[Records from a data collection]

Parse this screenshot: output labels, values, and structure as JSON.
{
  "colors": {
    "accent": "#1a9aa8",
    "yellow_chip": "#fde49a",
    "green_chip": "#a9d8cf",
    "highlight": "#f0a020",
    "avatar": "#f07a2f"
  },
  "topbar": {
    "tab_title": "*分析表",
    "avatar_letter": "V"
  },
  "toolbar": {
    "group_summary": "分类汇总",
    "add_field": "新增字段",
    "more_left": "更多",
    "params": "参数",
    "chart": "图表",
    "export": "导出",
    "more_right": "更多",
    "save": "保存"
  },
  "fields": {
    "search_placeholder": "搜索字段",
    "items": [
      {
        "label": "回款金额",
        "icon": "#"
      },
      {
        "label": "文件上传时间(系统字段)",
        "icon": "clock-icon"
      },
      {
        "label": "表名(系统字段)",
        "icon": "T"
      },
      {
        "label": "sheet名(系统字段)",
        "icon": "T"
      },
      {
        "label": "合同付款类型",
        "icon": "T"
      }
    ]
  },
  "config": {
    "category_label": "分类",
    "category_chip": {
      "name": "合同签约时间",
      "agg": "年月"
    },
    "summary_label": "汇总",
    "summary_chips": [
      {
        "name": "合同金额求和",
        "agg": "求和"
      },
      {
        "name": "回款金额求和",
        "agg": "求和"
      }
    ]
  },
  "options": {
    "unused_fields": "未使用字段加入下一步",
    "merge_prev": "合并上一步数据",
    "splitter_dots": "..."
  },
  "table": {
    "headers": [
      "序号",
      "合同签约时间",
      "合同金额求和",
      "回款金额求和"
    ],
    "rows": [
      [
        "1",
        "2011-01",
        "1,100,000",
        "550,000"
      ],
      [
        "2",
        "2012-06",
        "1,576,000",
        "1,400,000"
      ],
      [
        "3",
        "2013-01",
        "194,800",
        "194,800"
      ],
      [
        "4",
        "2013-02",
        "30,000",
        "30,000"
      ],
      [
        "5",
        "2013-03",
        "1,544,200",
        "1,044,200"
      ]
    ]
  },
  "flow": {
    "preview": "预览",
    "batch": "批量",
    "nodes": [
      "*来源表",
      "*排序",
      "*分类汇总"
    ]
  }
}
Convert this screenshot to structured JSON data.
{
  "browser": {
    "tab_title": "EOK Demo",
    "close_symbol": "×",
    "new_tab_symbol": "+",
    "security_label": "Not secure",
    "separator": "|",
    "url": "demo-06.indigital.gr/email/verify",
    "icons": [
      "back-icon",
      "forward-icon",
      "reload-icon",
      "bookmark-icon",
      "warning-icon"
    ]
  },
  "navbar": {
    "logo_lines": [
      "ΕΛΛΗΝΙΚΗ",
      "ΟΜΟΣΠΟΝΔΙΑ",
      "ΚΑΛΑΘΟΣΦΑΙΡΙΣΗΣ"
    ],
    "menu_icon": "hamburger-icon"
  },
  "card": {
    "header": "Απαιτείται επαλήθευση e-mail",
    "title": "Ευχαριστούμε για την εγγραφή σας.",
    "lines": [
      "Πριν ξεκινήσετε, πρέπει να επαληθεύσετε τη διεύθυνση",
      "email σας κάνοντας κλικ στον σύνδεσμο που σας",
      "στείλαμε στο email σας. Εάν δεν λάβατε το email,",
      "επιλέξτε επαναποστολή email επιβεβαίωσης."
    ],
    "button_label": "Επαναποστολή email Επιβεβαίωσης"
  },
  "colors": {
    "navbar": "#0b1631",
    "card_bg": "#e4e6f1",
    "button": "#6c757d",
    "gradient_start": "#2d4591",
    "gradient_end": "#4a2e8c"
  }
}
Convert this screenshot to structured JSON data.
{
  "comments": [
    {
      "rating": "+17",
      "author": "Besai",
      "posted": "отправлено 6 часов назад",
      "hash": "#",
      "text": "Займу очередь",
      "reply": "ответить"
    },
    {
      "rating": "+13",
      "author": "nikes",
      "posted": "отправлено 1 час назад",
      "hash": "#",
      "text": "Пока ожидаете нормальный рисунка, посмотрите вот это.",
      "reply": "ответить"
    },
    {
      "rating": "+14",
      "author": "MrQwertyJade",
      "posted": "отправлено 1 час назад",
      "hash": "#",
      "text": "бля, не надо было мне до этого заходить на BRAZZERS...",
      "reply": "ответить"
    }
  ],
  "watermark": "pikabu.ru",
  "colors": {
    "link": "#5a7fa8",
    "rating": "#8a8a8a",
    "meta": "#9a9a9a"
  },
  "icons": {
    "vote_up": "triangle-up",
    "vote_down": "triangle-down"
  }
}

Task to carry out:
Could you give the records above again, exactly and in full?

Answer section:
Parse this screenshot: output labels, values, and structure as JSON.
{
  "colors": {
    "accent": "#1a9aa8",
    "yellow_chip": "#fde49a",
    "green_chip": "#a9d8cf",
    "highlight": "#f0a020",
    "avatar": "#f07a2f"
  },
  "topbar": {
    "tab_title": "*分析表",
    "avatar_letter": "V"
  },
  "toolbar": {
    "group_summary": "分类汇总",
    "add_field": "新增字段",
    "more_left": "更多",
    "params": "参数",
    "chart": "图表",
    "export": "导出",
    "more_right": "更多",
    "save": "保存"
  },
  "fields": {
    "search_placeholder": "搜索字段",
    "items": [
      {
        "label": "回款金额",
        "icon": "#"
      },
      {
        "label": "文件上传时间(系统字段)",
        "icon": "clock-icon"
      },
      {
        "label": "表名(系统字段)",
        "icon": "T"
      },
      {
        "label": "sheet名(系统字段)",
        "icon": "T"
      },
      {
        "label": "合同付款类型",
        "icon": "T"
      }
    ]
  },
  "config": {
    "category_label": "分类",
    "category_chip": {
      "name": "合同签约时间",
      "agg": "年月"
    },
    "summary_label": "汇总",
    "summary_chips": [
      {
        "name": "合同金额求和",
        "agg": "求和"
      },
      {
        "name": "回款金额求和",
        "agg": "求和"
      }
    ]
  },
  "options": {
    "unused_fields": "未使用字段加入下一步",
    "merge_prev": "合并上一步数据",
    "splitter_dots": "..."
  },
  "table": {
    "headers": [
      "序号",
      "合同签约时间",
      "合同金额求和",
      "回款金额求和"
    ],
    "rows": [
      [
        "1",
        "2011-01",
        "1,100,000",
        "550,000"
      ],
      [
        "2",
        "2012-06",
        "1,576,000",
        "1,400,000"
      ],
      [
        "3",
        "2013-01",
        "194,800",
        "194,800"
      ],
      [
        "4",
        "2013-02",
        "30,000",
        "30,000"
      ],
      [
        "5",
        "2013-03",
        "1,544,200",
        "1,044,200"
      ]
    ]
  },
  "flow": {
    "preview": "预览",
    "batch": "批量",
    "nodes": [
      "*来源表",
      "*排序",
      "*分类汇总"
    ]
  }
}
Convert this screenshot to structured JSON data.
{
  "browser": {
    "tab_title": "EOK Demo",
    "close_symbol": "×",
    "new_tab_symbol": "+",
    "security_label": "Not secure",
    "separator": "|",
    "url": "demo-06.indigital.gr/email/verify",
    "icons": [
      "back-icon",
      "forward-icon",
      "reload-icon",
      "bookmark-icon",
      "warning-icon"
    ]
  },
  "navbar": {
    "logo_lines": [
      "ΕΛΛΗΝΙΚΗ",
      "ΟΜΟΣΠΟΝΔΙΑ",
      "ΚΑΛΑΘΟΣΦΑΙΡΙΣΗΣ"
    ],
    "menu_icon": "hamburger-icon"
  },
  "card": {
    "header": "Απαιτείται επαλήθευση e-mail",
    "title": "Ευχαριστούμε για την εγγραφή σας.",
    "lines": [
      "Πριν ξεκινήσετε, πρέπει να επαληθεύσετε τη διεύθυνση",
      "email σας κάνοντας κλικ στον σύνδεσμο που σας",
      "στείλαμε στο email σας. Εάν δεν λάβατε το email,",
      "επιλέξτε επαναποστολή email επιβεβαίωσης."
    ],
    "button_label": "Επαναποστολή email Επιβεβαίωσης"
  },
  "colors": {
    "navbar": "#0b1631",
    "card_bg": "#e4e6f1",
    "button": "#6c757d",
    "gradient_start": "#2d4591",
    "gradient_end": "#4a2e8c"
  }
}
Convert this screenshot to structured JSON data.
{
  "comments": [
    {
      "rating": "+17",
      "author": "Besai",
      "posted": "отправлено 6 часов назад",
      "hash": "#",
      "text": "Займу очередь",
      "reply": "ответить"
    },
    {
      "rating": "+13",
      "author": "nikes",
      "posted": "отправлено 1 час назад",
      "hash": "#",
      "text": "Пока ожидаете нормальный рисунка, посмотрите вот это.",
      "reply": "ответить"
    },
    {
      "rating": "+14",
      "author": "MrQwertyJade",
      "posted": "отправлено 1 час назад",
      "hash": "#",
      "text": "бля, не надо было мне до этого заходить на BRAZZERS...",
      "reply": "ответить"
    }
  ],
  "watermark": "pikabu.ru",
  "colors": {
    "link": "#5a7fa8",
    "rating": "#8a8a8a",
    "meta": "#9a9a9a"
  },
  "icons": {
    "vote_up": "triangle-up",
    "vote_down": "triangle-down"
  }
}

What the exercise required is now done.